Search Results

1 - 5 of 5 items :

  • "thiamphenicol" x
Clear All
Amphenicols stability in medicated feed – development and validation of liquid chromatography method

/181/EC of 13 March 2003 on amending Decision 2002/657/EC as regards of minimum required performance limits (MRPLs) for certain residues in food of animal origin. OJ L71 15.03.2003 pp. 17-18. 7. Commission Regulation (EC) No. 1805/2006 of 7 December 2006 Amending Annex I to Council Regulation (EEC) No 2377/90 laying down a community procedure for the establishment of maximum residue limits of veterinary medicinal products in foodstuffs of animal origin, as regards thiamphenicol, fenvalerate and meloxicam. OJ L 343 8.12.2006 pp. 66-68. 8

Open access
ELISA validation and determination of cut-off level for chloramphenicol residues in honey


An analytical validation of a screening ELISA for detection of chloramphenicol (CAP) in honey was conducted according to the Commission Decision 2002/657/EC and Guidelines for the Validation of Screening Methods for Residues of Veterinary Medicines. The analyte was extracted from honey with a water and ethyl acetate mixture, and CAP concentrations were measured photometrically at 450 nm. The recovery rate of the analyte from spiked samples was 79%. The cut-off level of CAP in honey as the minimum recovery (0.17 units) was established. Detection capability (CCβ) was fixed at 0.25 μg kg−1. No relevant interferences between matrix effects and structurally related substances including florfenicol and thiamphenicol were observed. The ELISA method should be useful for determination of CAP residues in honey monitoring.

Open access
Elimination of Chloramphenicol in Rainbow Trout Receiving Medicated Feed

References Cannon M, Harford S, Davies J. A comparative study on the inhibitory actions of chloramphenicol, thiamphenicol and some fluorinated derivatives. J Antimicrob Chemother 1990;26:307-17. World Health Organization (WHO). Toxicological evaluation of certain veterinary drug residues in food. WHO Food Additives Series 53. Geneva: WHO; 2004. Anadón A, Bringas P, Martinez-Larrañaga MR, Diaz MJ. Bioavailability, pharmacokinetics and residues of chloramphenicol in the chicken. J Vet

Open access
Analytical strategy for determination of chloramphenicol in different biological matrices by liquid chromatography - mass spectrometry

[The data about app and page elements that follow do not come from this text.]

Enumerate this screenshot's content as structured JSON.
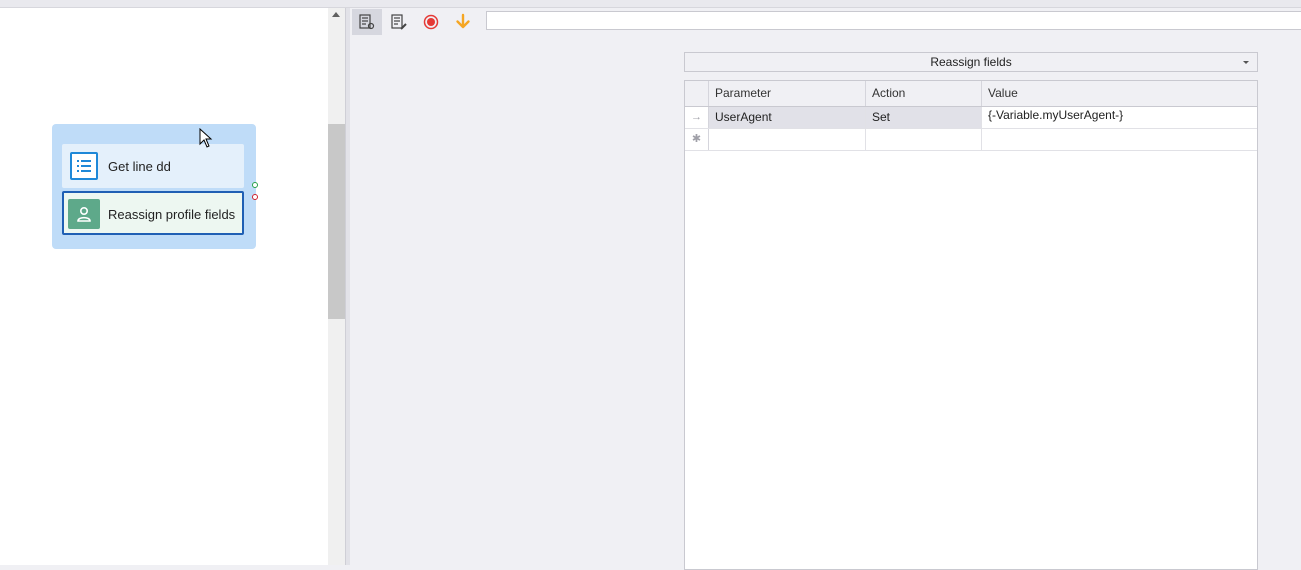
{
  "canvas": {
    "nodes": [
      {
        "label": "Get line dd",
        "icon": "list-icon"
      },
      {
        "label": "Reassign profile fields",
        "icon": "user-icon"
      }
    ]
  },
  "toolbar": {
    "buttons": [
      {
        "icon": "properties-settings-icon"
      },
      {
        "icon": "edit-notes-icon"
      },
      {
        "icon": "record-icon",
        "color": "#e53935"
      },
      {
        "icon": "arrow-down-icon",
        "color": "#f5a623"
      }
    ],
    "search_value": ""
  },
  "action": {
    "selected": "Reassign fields"
  },
  "grid": {
    "columns": [
      "Parameter",
      "Action",
      "Value"
    ],
    "rows": [
      {
        "parameter": "UserAgent",
        "action": "Set",
        "value": "{-Variable.myUserAgent-}"
      }
    ]
  }
}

spectrometry, and the validation of the method based on 2002/657/EC. J Chromatogr A 2006, 1118, 226-233. 11. Shen J., Xia X., Jiang H., Li C., Li J., Li X., Ding S.: Determination of chloramphenicol, thiamphenicol, florfenicol, and florfenicol amine in poultry andporcine muscle and liver by gas chromatography-negative chemical ionization mass spectrometry. J Chromatogr B Analyt Technol Biomed Life Sci 2009, 877, 1523-1529. 12. Sniegocki T., Posyniak A., Gbylik-Sikorska M., Zmudzki J.: Determination of chloramphenicol in milk using a

Open access
Chloramphenicol-Induced Alterations in the Liver and Small Intestine Epithelium in Pigs

., Cannavan A., Elliott C. (2010). Evidence of natural occurrence of the banned antibiotic chloramphenicol in herbs and grass. Anal. Bioanal. Chem., 397: 1955-1963. Brady N.C., Weil R.R. (2002). The nature and properties of soils. Upper Saddle River, USA, Prentice Hall, 13th ed., 960 pp. Cannon M., Harford S., Davies J.A. (1990). Acomparative study on the inhibitory actions of chloramphenicol, thiamphenicol and some fluorinated derivatives. J. Antimicrob. Chemother., 26: 307-317. Dhama K., Tiwari R., Khan R.U., Chakraborty S

Open access